But numbers mean little when discussing valor and devotion and honor and duty. The 64 miles from Hagaru to Hungnam were miles of horror. If we recall with honored memory the Bataan Death March, then we must pay equal tribute to the Chosin Reservoir in November and December 1950.
The story of both Bataan and Chosin will be told as long as this nation exists. Pure will propelled those who were on the march to get through. There were times when all seemed lost, and yet they made it. They exemplified the best that is America.
The Marine Corps Hymn starts: “From the Halls of Montezuma to the shores of Tripoli, We shall fight our country’s battles in the air, on land and sea.”
After what the Marines experienced at the Chosin Reservoir in November and December 1950, this change can certainly be considered: “From the halls of Montezuma to the Chosin Reservoir, we shall fight our country’s battles, no matter where they are.”
• A summary The Chosin Reservoir is one of those battles which by itself defines a war. In other columns I have mentioned epic battles for the Civil War and for World War I. Those in the World War II generation still recall vividly the land battles in the European and Pacific Theaters as well as the naval Battle of Midway. All were signature battles in the biggest and bloodiest of all our wars.
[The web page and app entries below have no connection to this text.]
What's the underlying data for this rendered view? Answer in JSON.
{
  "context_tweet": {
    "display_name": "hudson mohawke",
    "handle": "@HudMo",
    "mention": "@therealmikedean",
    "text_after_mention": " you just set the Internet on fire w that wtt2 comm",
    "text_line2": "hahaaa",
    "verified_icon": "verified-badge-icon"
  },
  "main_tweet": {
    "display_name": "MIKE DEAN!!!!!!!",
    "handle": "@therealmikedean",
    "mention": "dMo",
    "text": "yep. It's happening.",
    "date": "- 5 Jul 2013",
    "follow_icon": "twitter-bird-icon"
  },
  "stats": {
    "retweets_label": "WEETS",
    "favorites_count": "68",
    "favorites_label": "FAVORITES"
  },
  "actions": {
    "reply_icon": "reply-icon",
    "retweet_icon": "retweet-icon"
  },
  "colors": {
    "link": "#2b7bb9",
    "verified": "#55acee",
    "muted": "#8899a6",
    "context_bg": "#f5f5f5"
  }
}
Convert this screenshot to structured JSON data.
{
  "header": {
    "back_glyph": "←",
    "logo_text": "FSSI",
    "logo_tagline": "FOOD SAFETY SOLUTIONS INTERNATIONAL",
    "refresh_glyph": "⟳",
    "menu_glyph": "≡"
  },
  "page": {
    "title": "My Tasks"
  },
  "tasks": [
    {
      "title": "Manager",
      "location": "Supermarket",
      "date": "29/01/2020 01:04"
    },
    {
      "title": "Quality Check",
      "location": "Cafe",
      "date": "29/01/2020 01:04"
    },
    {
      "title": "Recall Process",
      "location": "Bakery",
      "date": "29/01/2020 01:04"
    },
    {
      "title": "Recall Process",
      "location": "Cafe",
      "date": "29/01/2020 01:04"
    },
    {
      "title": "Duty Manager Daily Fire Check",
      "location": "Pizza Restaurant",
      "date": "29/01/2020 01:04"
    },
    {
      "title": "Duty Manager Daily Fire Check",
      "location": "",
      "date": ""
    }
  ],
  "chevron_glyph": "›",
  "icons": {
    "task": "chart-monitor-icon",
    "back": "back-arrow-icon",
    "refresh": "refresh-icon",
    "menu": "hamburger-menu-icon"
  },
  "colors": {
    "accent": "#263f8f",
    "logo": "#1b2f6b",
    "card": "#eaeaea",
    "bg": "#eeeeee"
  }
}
The men and women who fought in Vietnam still talk about their battles.
Those who fought in the Korean War lost friends and comrades at the Pusan Perimeter and the Inchon landings and at Bloody Ridge and Heartbreak Ridge and at Pork Chop Hill. But the greatest of these Korean War battles was the fighting that took place over a several-week period at the Chosin Reservoir.
This old veteran salutes all veterans of the Korean War.
Thanks to Joanne (Mrs. Bill) Craft for sending in this explanation of how important veterans have been to our country:
It is the veteran, not the reporter, who has given us freedom of the press.
It is the veteran, not the preacher, who has given us freedom of religion.
It is the veteran, not the poet, who has given us freedom of speech.
It is the veteran, not the campus organizer, who has given us freedom to demonstrate.
It is the veteran, not the lawyer, who has given us the right to a fair trial.
It is the veteran, who salutes the flag, who serves under the flag, and whose coffin is draped by the flag.
Freedom is not free.